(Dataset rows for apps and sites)
^^^^^^^^^^^^^^^^
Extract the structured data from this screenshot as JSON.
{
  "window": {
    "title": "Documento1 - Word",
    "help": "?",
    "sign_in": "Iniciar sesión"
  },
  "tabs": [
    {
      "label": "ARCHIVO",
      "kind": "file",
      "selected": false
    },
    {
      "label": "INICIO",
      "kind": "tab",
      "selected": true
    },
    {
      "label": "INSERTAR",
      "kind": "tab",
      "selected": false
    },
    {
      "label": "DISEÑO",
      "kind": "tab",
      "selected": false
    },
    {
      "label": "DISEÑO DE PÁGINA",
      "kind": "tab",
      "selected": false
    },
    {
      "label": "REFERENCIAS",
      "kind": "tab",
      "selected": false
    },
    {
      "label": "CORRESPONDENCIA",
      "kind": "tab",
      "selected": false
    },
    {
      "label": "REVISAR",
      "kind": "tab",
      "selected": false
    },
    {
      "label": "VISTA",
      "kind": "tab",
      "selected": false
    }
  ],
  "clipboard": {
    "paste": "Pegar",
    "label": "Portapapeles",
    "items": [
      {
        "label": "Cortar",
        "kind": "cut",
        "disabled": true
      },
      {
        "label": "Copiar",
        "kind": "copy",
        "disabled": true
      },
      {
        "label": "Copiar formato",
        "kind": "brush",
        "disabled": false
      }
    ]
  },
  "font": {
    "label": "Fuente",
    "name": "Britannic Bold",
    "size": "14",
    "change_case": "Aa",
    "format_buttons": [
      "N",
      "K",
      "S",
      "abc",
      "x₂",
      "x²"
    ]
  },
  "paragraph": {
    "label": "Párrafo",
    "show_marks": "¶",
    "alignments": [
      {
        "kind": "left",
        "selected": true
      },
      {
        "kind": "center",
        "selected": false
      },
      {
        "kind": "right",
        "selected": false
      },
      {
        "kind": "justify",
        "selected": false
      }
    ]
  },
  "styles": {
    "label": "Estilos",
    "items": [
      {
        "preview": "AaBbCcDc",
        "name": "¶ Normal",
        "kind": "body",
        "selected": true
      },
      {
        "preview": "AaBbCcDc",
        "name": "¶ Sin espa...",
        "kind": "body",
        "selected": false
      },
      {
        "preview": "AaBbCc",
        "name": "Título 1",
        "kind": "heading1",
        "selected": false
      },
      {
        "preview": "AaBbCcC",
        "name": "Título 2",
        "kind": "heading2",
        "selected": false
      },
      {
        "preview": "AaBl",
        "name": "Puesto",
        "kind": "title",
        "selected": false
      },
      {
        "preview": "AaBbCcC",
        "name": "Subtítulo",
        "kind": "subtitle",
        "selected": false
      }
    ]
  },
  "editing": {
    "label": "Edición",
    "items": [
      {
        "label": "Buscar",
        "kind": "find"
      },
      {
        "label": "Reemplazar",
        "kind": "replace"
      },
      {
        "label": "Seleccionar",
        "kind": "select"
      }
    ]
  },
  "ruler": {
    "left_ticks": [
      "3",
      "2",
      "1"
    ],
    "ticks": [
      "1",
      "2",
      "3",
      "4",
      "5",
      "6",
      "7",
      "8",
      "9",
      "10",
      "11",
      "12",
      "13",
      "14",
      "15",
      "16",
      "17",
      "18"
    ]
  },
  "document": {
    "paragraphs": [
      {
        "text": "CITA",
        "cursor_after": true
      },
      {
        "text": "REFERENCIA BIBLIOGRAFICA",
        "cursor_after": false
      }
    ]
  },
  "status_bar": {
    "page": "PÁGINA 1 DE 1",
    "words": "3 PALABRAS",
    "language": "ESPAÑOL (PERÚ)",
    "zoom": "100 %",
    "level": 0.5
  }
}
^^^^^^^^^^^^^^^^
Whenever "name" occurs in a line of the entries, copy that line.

    "name": "Britannic Bold",
        "name": "¶ Normal",
        "name": "¶ Sin espa...",
        "name": "Título 1",
        "name": "Título 2",
        "name": "Puesto",
        "name": "Subtítulo",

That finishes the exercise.